However, the shop space is not air conditioned and I quickly found that in spite of the fact that it had the advantage of the cooler attic and full insulation, the heat still was a major problem.  On hot summer days the heat was such that I was dripping sweat on my work and cast iron surfaces.  Not a good situation!  I added a window air conditioner to a window that is not visible to neighbors or the street.  The air conditioner works very well - makes it very comfortable.  I run it only on the days that I am in the shop.

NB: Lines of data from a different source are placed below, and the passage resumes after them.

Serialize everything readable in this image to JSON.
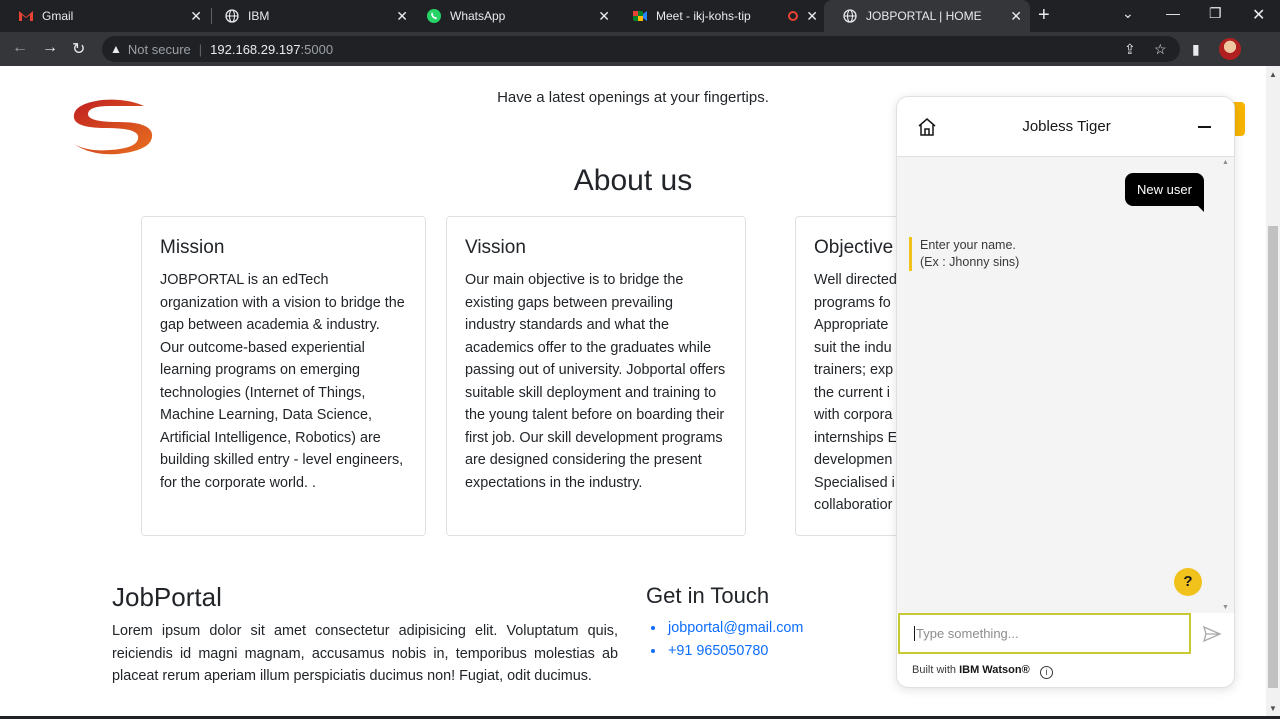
{
  "browser": {
    "tabs": [
      {
        "label": "Gmail",
        "icon": "gmail-icon"
      },
      {
        "label": "IBM",
        "icon": "globe-icon"
      },
      {
        "label": "WhatsApp",
        "icon": "whatsapp-icon"
      },
      {
        "label": "Meet - ikj-kohs-tip",
        "icon": "meet-icon"
      },
      {
        "label": "JOBPORTAL | HOME",
        "icon": "globe-icon"
      }
    ],
    "new_tab_label": "+",
    "address": {
      "security": "Not secure",
      "host": "192.168.29.197",
      "port": ":5000"
    }
  },
  "page": {
    "tagline": "Have a latest openings at your fingertips.",
    "about_title": "About us",
    "cards": [
      {
        "title": "Mission",
        "text": "JOBPORTAL is an edTech organization with a vision to bridge the gap between academia & industry. Our outcome-based experiential learning programs on emerging technologies (Internet of Things, Machine Learning, Data Science, Artificial Intelligence, Robotics) are building skilled entry - level engineers, for the corporate world. ."
      },
      {
        "title": "Vission",
        "text": "Our main objective is to bridge the existing gaps between prevailing industry standards and what the academics offer to the graduates while passing out of university. Jobportal offers suitable skill deployment and training to the young talent before on boarding their first job. Our skill development programs are designed considering the present expectations in the industry."
      },
      {
        "title": "Objective",
        "lines": [
          "Well directed",
          "programs fo",
          "Appropriate",
          "suit the indu",
          "trainers; exp",
          "the current i",
          "with corpora",
          "internships E",
          "developmen",
          "Specialised i",
          "collaboratior"
        ]
      }
    ],
    "jobportal_title": "JobPortal",
    "jobportal_text": "Lorem ipsum dolor sit amet consectetur adipisicing elit. Voluptatum quis, reiciendis id magni magnam, accusamus nobis in, temporibus molestias ab placeat rerum aperiam illum perspiciatis ducimus non! Fugiat, odit ducimus.",
    "contact_title": "Get in Touch",
    "contact_email": "jobportal@gmail.com",
    "contact_phone": "+91 965050780"
  },
  "chat": {
    "title": "Jobless Tiger",
    "user_message": "New user",
    "bot_message_line1": "Enter your name.",
    "bot_message_line2": "(Ex : Jhonny sins)",
    "help_label": "?",
    "input_placeholder": "Type something...",
    "footer_prefix": "Built with ",
    "footer_brand": "IBM Watson®",
    "info_label": "i"
  },
  "colors": {
    "accent_yellow": "#f1c21b",
    "link_blue": "#0d6efd",
    "chrome_dark": "#202124"
  }
}
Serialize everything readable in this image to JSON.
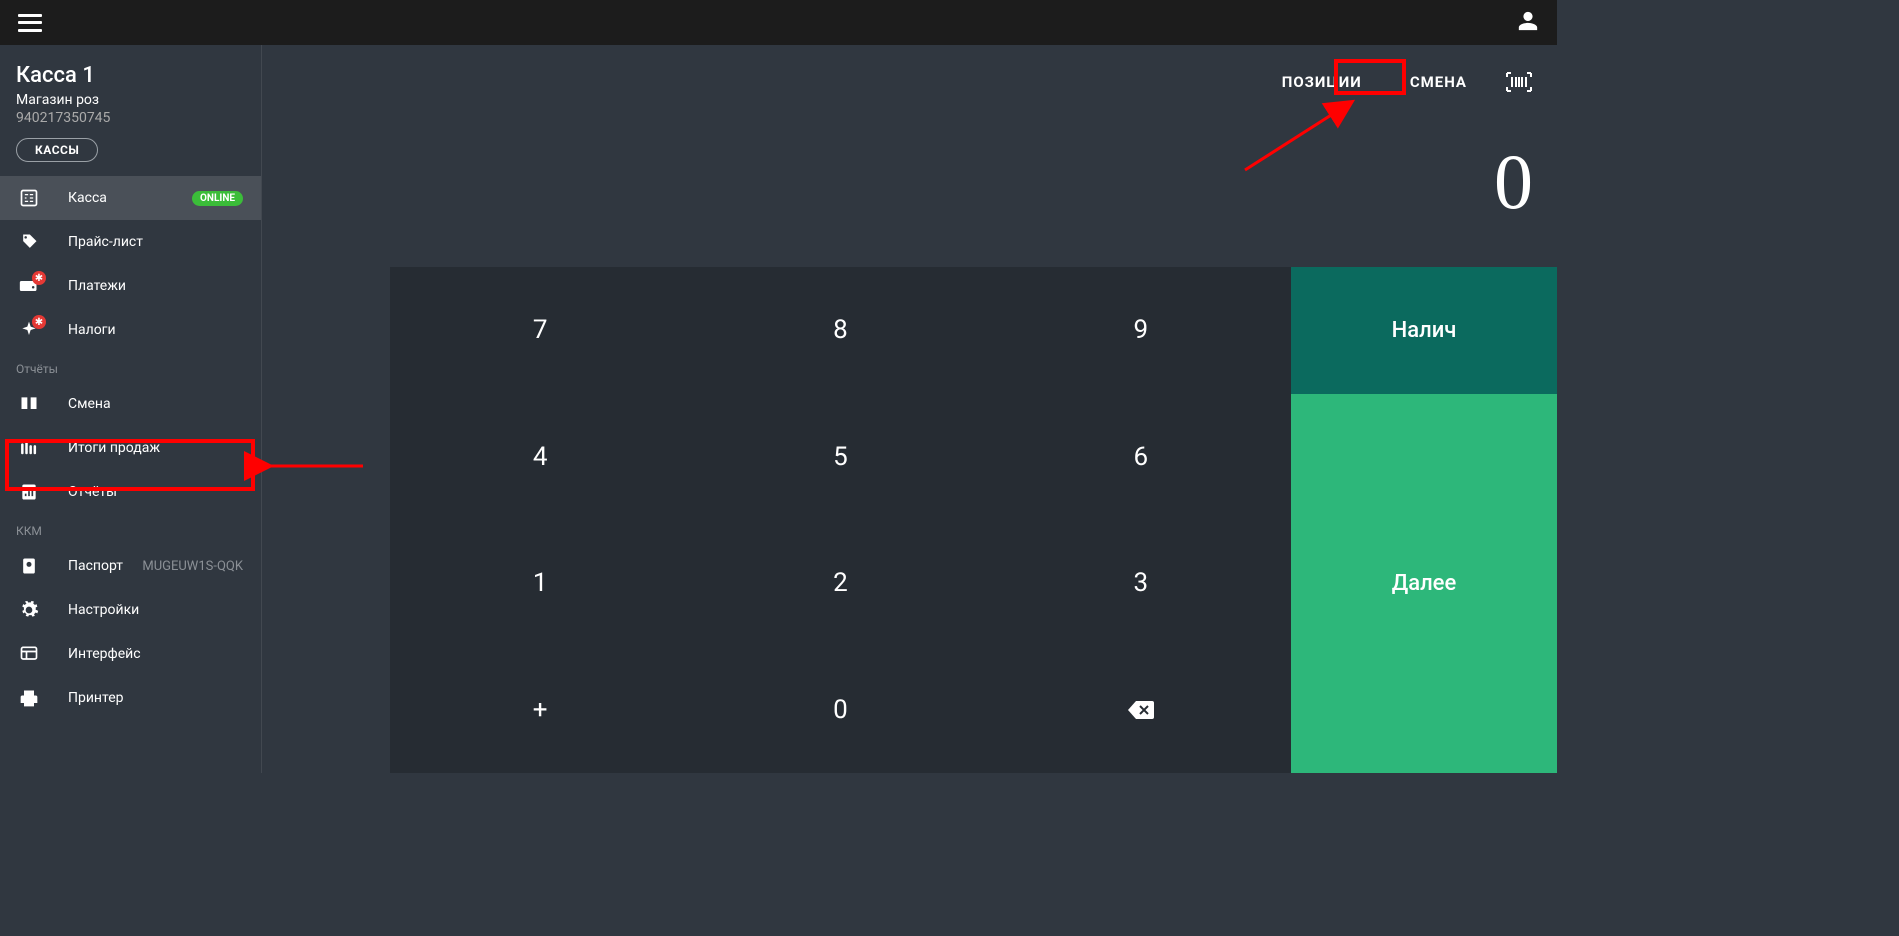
{
  "topbar": {},
  "sidebar": {
    "title": "Касса 1",
    "subtitle": "Магазин роз",
    "org_id": "940217350745",
    "kassy_btn": "КАССЫ",
    "items": [
      {
        "label": "Касса",
        "badge": "ONLINE"
      },
      {
        "label": "Прайс-лист"
      },
      {
        "label": "Платежи"
      },
      {
        "label": "Налоги"
      }
    ],
    "section_reports": "Отчёты",
    "reports": [
      {
        "label": "Смена"
      },
      {
        "label": "Итоги продаж"
      },
      {
        "label": "Отчёты"
      }
    ],
    "section_kkm": "ККМ",
    "kkm": [
      {
        "label": "Паспорт",
        "right": "MUGEUW1S-QQK"
      },
      {
        "label": "Настройки"
      },
      {
        "label": "Интерфейс"
      },
      {
        "label": "Принтер"
      }
    ]
  },
  "main": {
    "tabs": {
      "positions": "ПОЗИЦИИ",
      "shift": "СМЕНА"
    },
    "amount": "0",
    "keypad": {
      "k7": "7",
      "k8": "8",
      "k9": "9",
      "k4": "4",
      "k5": "5",
      "k6": "6",
      "k1": "1",
      "k2": "2",
      "k3": "3",
      "kplus": "+",
      "k0": "0"
    },
    "btn_cash": "Налич",
    "btn_next": "Далее"
  }
}
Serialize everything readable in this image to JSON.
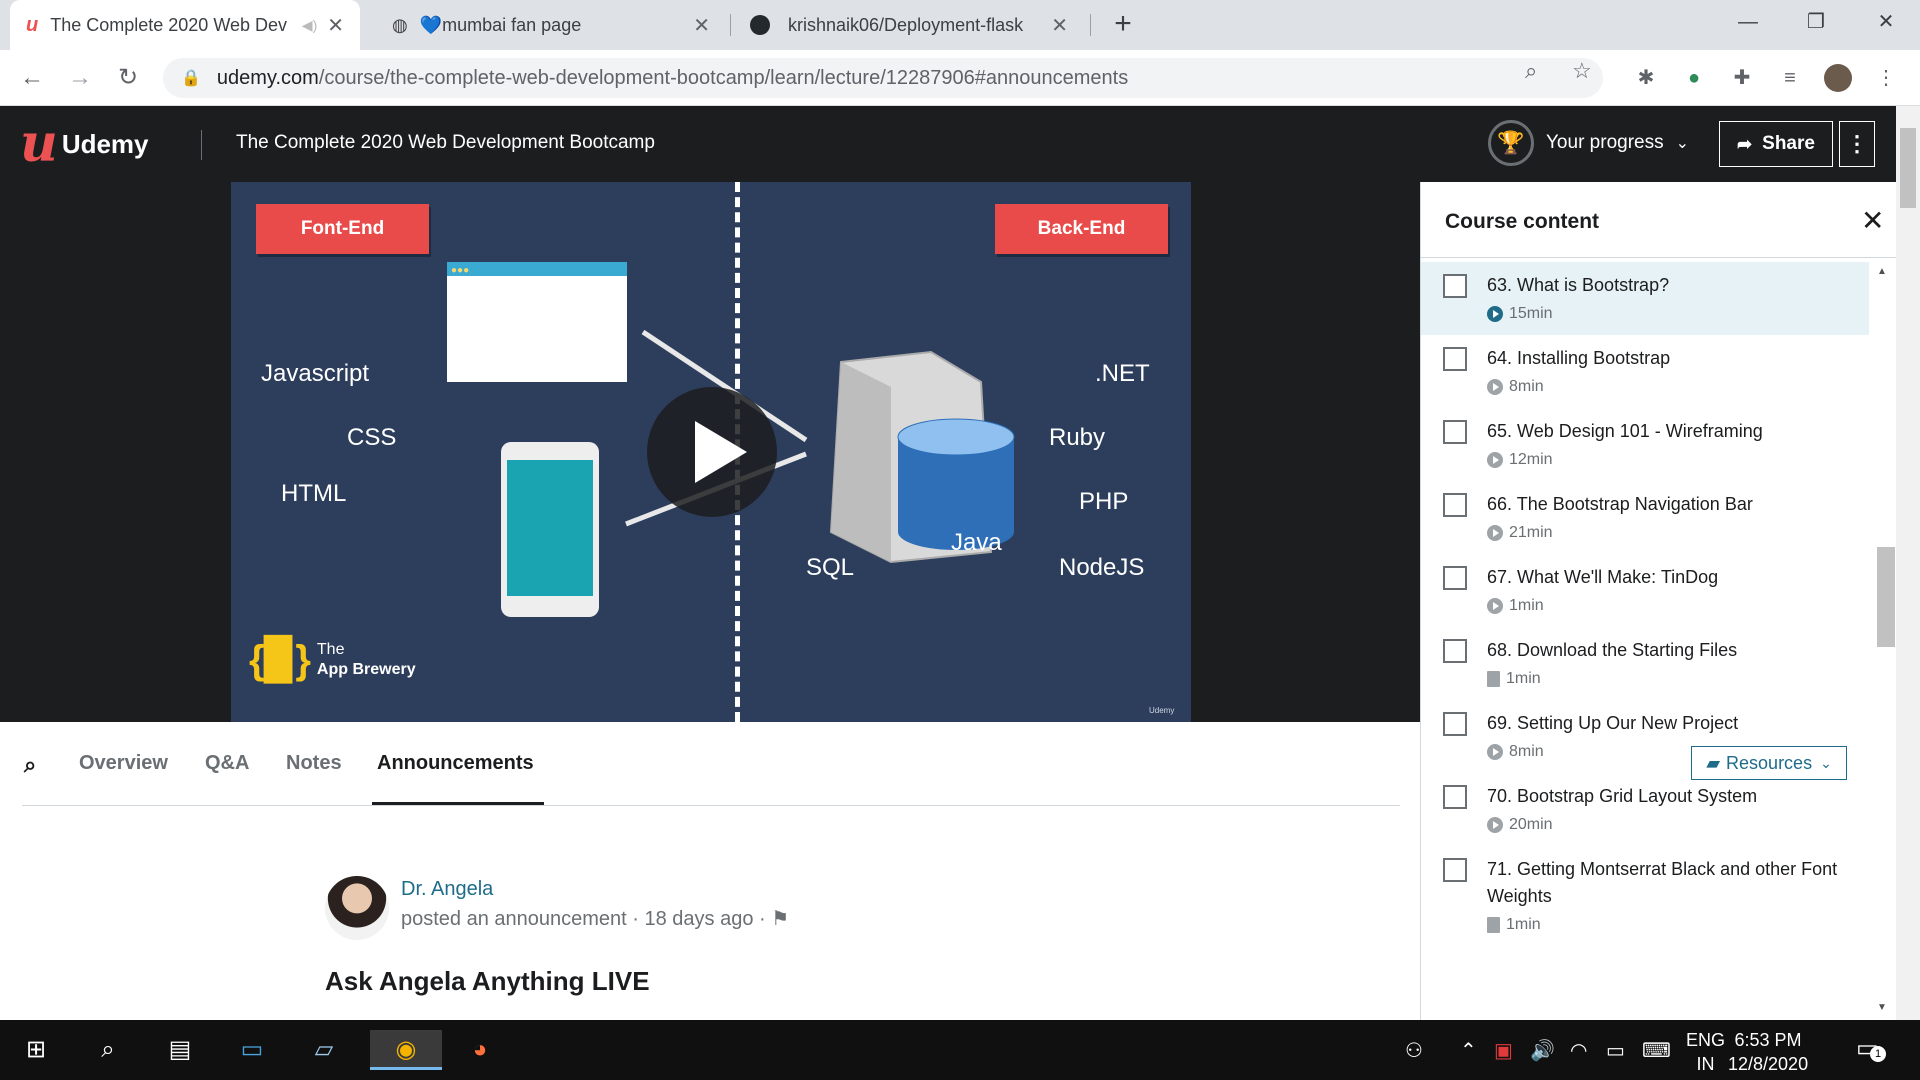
{
  "browser": {
    "tabs": [
      {
        "title": "The Complete 2020 Web Dev",
        "icon": "udemy-favicon"
      },
      {
        "title": "💙mumbai fan page",
        "icon": "globe-icon"
      },
      {
        "title": "krishnaik06/Deployment-flask",
        "icon": "github-icon"
      }
    ],
    "url_host": "udemy.com",
    "url_path": "/course/the-complete-web-development-bootcamp/learn/lecture/12287906#announcements"
  },
  "header": {
    "logo_text": "Udemy",
    "course_title": "The Complete 2020 Web Development Bootcamp",
    "progress_label": "Your progress",
    "share_label": "Share"
  },
  "slide": {
    "frontend_label": "Font-End",
    "backend_label": "Back-End",
    "front_techs": [
      "Javascript",
      "CSS",
      "HTML"
    ],
    "back_techs": [
      ".NET",
      "Ruby",
      "PHP",
      "Java",
      "SQL",
      "NodeJS"
    ],
    "brand_line1": "The",
    "brand_line2": "App Brewery",
    "watermark": "Udemy"
  },
  "nav": {
    "tabs": [
      "Overview",
      "Q&A",
      "Notes",
      "Announcements"
    ],
    "active": "Announcements"
  },
  "announcement": {
    "author": "Dr. Angela",
    "meta": "posted an announcement · 18 days ago ·",
    "title": "Ask Angela Anything LIVE"
  },
  "sidebar": {
    "title": "Course content",
    "resources_label": "Resources",
    "lessons": [
      {
        "name": "63. What is Bootstrap?",
        "duration": "15min",
        "type": "video",
        "current": true
      },
      {
        "name": "64. Installing Bootstrap",
        "duration": "8min",
        "type": "video"
      },
      {
        "name": "65. Web Design 101 - Wireframing",
        "duration": "12min",
        "type": "video"
      },
      {
        "name": "66. The Bootstrap Navigation Bar",
        "duration": "21min",
        "type": "video"
      },
      {
        "name": "67. What We'll Make: TinDog",
        "duration": "1min",
        "type": "video"
      },
      {
        "name": "68. Download the Starting Files",
        "duration": "1min",
        "type": "article"
      },
      {
        "name": "69. Setting Up Our New Project",
        "duration": "8min",
        "type": "video",
        "resources": true
      },
      {
        "name": "70. Bootstrap Grid Layout System",
        "duration": "20min",
        "type": "video"
      },
      {
        "name": "71. Getting Montserrat Black and other Font Weights",
        "duration": "1min",
        "type": "article"
      }
    ]
  },
  "taskbar": {
    "lang1": "ENG",
    "lang2": "IN",
    "time": "6:53 PM",
    "date": "12/8/2020",
    "notifications": "1"
  },
  "colors": {
    "udemy_red": "#ec5252",
    "header_bg": "#1c1d1f",
    "slide_bg": "#2d3e5d",
    "link_blue": "#1e6c8a"
  }
}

There is one major heat source that I have not taken care of yet, and that is an un-insulated garage door with a western exposure.  I probably should have given that priority over adding the window air conditioner.

I did consider and would have preferred a split unit, but went with the window unit because of its lower cost.  As far as your cellulose insulation goes, I would not be concerned with that at all.  I suspect that because cellulose is less common in our climate, people may just have never dealt with it.  I suggest that you look at ways to circulate the heated air from your attic.  Ridge vents with soffit vents are very effective and maintenance free.  If you can add radiant barrier to the roof decking so much better.  I think you said your shop ceiling and walls are insulated.  If not, adding that would help a lot.  Any air conditioning system should then make your shop bearable and pleasant in our hot summers.
« Last Edit: July 19, 2017, 10:09 AM by JerryW »
Jerry

Offline TealaG

  • Posts: 66
Re: Heat and a/c for shop
« Reply #40 on: July 19, 2017, 08:11 PM »
Jerry...thanks for your thoughts.   I actually have a cheesy, insulated, west facing garage door.   I won't say that the insulation doesn't help, but ...I wish it helped more!    I need to find someone to blow more insulation in the ceiling of the garage and I definitely think it's a strong first step.    The issue is finding a qualified person to do it.   

The house was built in 2012,  so it has radiant barrier etc.   I added the attic hatch insulation cover where it unzips to allow you to enter the attic and tries to block the heat from coming out of the hatch.   The hatch also appears to have insulation board. 

Part of my issue with a minisplit is having a location to put the outside unit where the HOA won't complain (I'm allowed 1 minisplit system OR a window unit, but it has to be covered up and in that location, it could become difficult to create a covering since it's in an unfenced area between my house and the house next door - I can't fence it off so I might have to add more bushes on the property line to cover it up)

Then...there's the $$$.   I don't do this full time...I'm just a part time hobby person.  My main crafting is weaving, knitting, sewing etc.   I just build tables or custom tools for my crafting!   I would eventually like to convert my garage into a "makerspace", which would have a CNC, 3D printer and such.   But at the rate I'm going, I may only be able to tolerate that garage 50% of the year.  :(

One step at a time...I'll keep working on getting the insulation in first, since I can't do anything without that.